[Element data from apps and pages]
....

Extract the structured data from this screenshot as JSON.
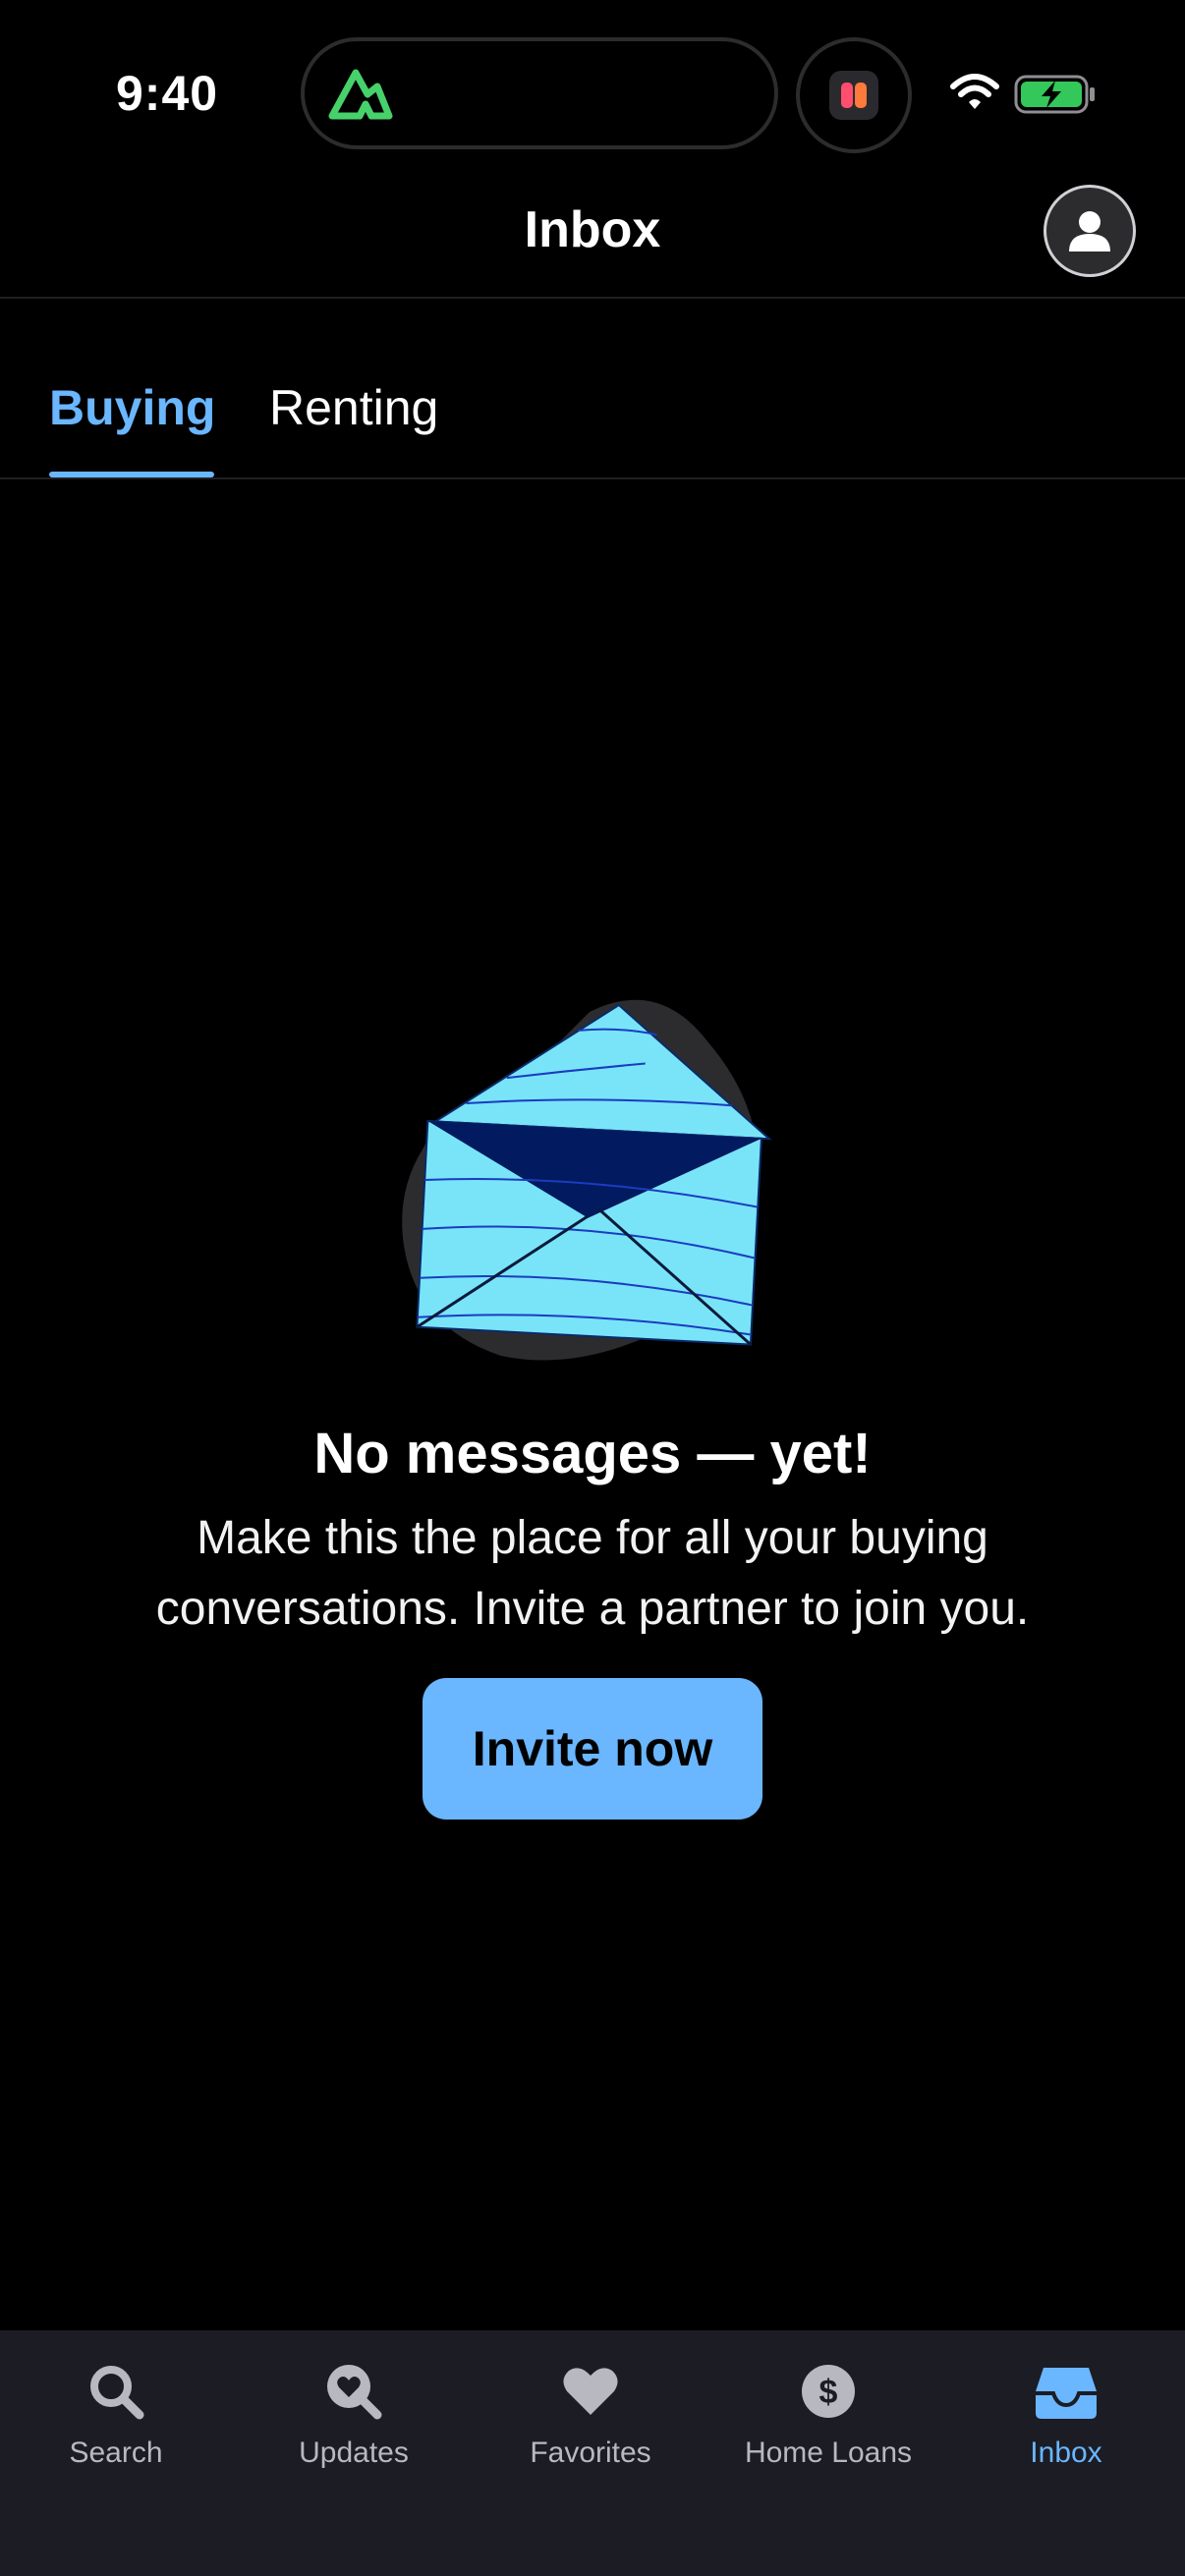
{
  "status_bar": {
    "time": "9:40"
  },
  "header": {
    "title": "Inbox"
  },
  "tabs": [
    {
      "label": "Buying",
      "active": true
    },
    {
      "label": "Renting",
      "active": false
    }
  ],
  "empty_state": {
    "title": "No messages — yet!",
    "text": "Make this the place for all your buying conversations. Invite a partner to join you.",
    "button": "Invite now"
  },
  "tab_bar": [
    {
      "label": "Search",
      "icon": "search-icon"
    },
    {
      "label": "Updates",
      "icon": "updates-icon"
    },
    {
      "label": "Favorites",
      "icon": "heart-icon"
    },
    {
      "label": "Home Loans",
      "icon": "dollar-icon"
    },
    {
      "label": "Inbox",
      "icon": "inbox-icon",
      "active": true
    }
  ],
  "colors": {
    "accent": "#6ab6ff",
    "background": "#000000",
    "tab_bar_bg": "#1c1c24",
    "inactive": "#b8b8c0",
    "envelope_light": "#79e4f8",
    "envelope_dark": "#021a5f"
  }
}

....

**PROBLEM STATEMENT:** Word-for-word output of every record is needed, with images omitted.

**OUTPUT OF THE TASK:**
Extract the structured data from this screenshot as JSON.
{
  "status_bar": {
    "time": "9:40"
  },
  "header": {
    "title": "Inbox"
  },
  "tabs": [
    {
      "label": "Buying",
      "active": true
    },
    {
      "label": "Renting",
      "active": false
    }
  ],
  "empty_state": {
    "title": "No messages — yet!",
    "text": "Make this the place for all your buying conversations. Invite a partner to join you.",
    "button": "Invite now"
  },
  "tab_bar": [
    {
      "label": "Search",
      "icon": "search-icon"
    },
    {
      "label": "Updates",
      "icon": "updates-icon"
    },
    {
      "label": "Favorites",
      "icon": "heart-icon"
    },
    {
      "label": "Home Loans",
      "icon": "dollar-icon"
    },
    {
      "label": "Inbox",
      "icon": "inbox-icon",
      "active": true
    }
  ],
  "colors": {
    "accent": "#6ab6ff",
    "background": "#000000",
    "tab_bar_bg": "#1c1c24",
    "inactive": "#b8b8c0",
    "envelope_light": "#79e4f8",
    "envelope_dark": "#021a5f"
  }
}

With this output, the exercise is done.